### The task
Give the entries again in full. Nothing may be altered.
[Source data]
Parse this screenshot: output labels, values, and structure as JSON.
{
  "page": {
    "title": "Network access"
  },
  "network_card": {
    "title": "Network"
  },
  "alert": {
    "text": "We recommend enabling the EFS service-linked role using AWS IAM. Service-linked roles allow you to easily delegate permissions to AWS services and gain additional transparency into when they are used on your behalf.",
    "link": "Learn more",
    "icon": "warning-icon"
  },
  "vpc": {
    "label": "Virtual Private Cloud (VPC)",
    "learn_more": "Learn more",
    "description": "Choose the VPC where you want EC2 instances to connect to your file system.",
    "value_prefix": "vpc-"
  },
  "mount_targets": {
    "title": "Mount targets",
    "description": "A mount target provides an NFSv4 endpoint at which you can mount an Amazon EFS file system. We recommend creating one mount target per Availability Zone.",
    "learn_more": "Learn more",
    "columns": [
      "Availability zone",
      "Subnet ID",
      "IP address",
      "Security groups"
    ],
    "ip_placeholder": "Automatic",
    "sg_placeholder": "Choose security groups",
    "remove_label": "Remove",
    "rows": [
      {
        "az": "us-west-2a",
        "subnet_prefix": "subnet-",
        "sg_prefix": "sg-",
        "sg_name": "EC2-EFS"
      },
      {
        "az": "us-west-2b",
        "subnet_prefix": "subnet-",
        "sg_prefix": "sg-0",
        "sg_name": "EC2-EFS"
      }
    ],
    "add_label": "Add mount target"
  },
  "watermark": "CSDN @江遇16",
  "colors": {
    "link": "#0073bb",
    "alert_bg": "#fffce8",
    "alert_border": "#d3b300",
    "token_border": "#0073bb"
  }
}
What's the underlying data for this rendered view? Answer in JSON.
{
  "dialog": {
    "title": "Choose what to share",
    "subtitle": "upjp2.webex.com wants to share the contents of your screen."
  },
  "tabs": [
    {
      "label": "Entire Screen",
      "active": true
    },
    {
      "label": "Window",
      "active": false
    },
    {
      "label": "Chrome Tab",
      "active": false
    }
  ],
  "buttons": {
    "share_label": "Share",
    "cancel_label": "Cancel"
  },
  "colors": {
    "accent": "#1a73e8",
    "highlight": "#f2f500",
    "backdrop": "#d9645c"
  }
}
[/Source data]
### Solved exercise
Parse this screenshot: output labels, values, and structure as JSON.
{
  "page": {
    "title": "Network access"
  },
  "network_card": {
    "title": "Network"
  },
  "alert": {
    "text": "We recommend enabling the EFS service-linked role using AWS IAM. Service-linked roles allow you to easily delegate permissions to AWS services and gain additional transparency into when they are used on your behalf.",
    "link": "Learn more",
    "icon": "warning-icon"
  },
  "vpc": {
    "label": "Virtual Private Cloud (VPC)",
    "learn_more": "Learn more",
    "description": "Choose the VPC where you want EC2 instances to connect to your file system.",
    "value_prefix": "vpc-"
  },
  "mount_targets": {
    "title": "Mount targets",
    "description": "A mount target provides an NFSv4 endpoint at which you can mount an Amazon EFS file system. We recommend creating one mount target per Availability Zone.",
    "learn_more": "Learn more",
    "columns": [
      "Availability zone",
      "Subnet ID",
      "IP address",
      "Security groups"
    ],
    "ip_placeholder": "Automatic",
    "sg_placeholder": "Choose security groups",
    "remove_label": "Remove",
    "rows": [
      {
        "az": "us-west-2a",
        "subnet_prefix": "subnet-",
        "sg_prefix": "sg-",
        "sg_name": "EC2-EFS"
      },
      {
        "az": "us-west-2b",
        "subnet_prefix": "subnet-",
        "sg_prefix": "sg-0",
        "sg_name": "EC2-EFS"
      }
    ],
    "add_label": "Add mount target"
  },
  "watermark": "CSDN @江遇16",
  "colors": {
    "link": "#0073bb",
    "alert_bg": "#fffce8",
    "alert_border": "#d3b300",
    "token_border": "#0073bb"
  }
}
What's the underlying data for this rendered view? Answer in JSON.
{
  "dialog": {
    "title": "Choose what to share",
    "subtitle": "upjp2.webex.com wants to share the contents of your screen."
  },
  "tabs": [
    {
      "label": "Entire Screen",
      "active": true
    },
    {
      "label": "Window",
      "active": false
    },
    {
      "label": "Chrome Tab",
      "active": false
    }
  ],
  "buttons": {
    "share_label": "Share",
    "cancel_label": "Cancel"
  },
  "colors": {
    "accent": "#1a73e8",
    "highlight": "#f2f500",
    "backdrop": "#d9645c"
  }
}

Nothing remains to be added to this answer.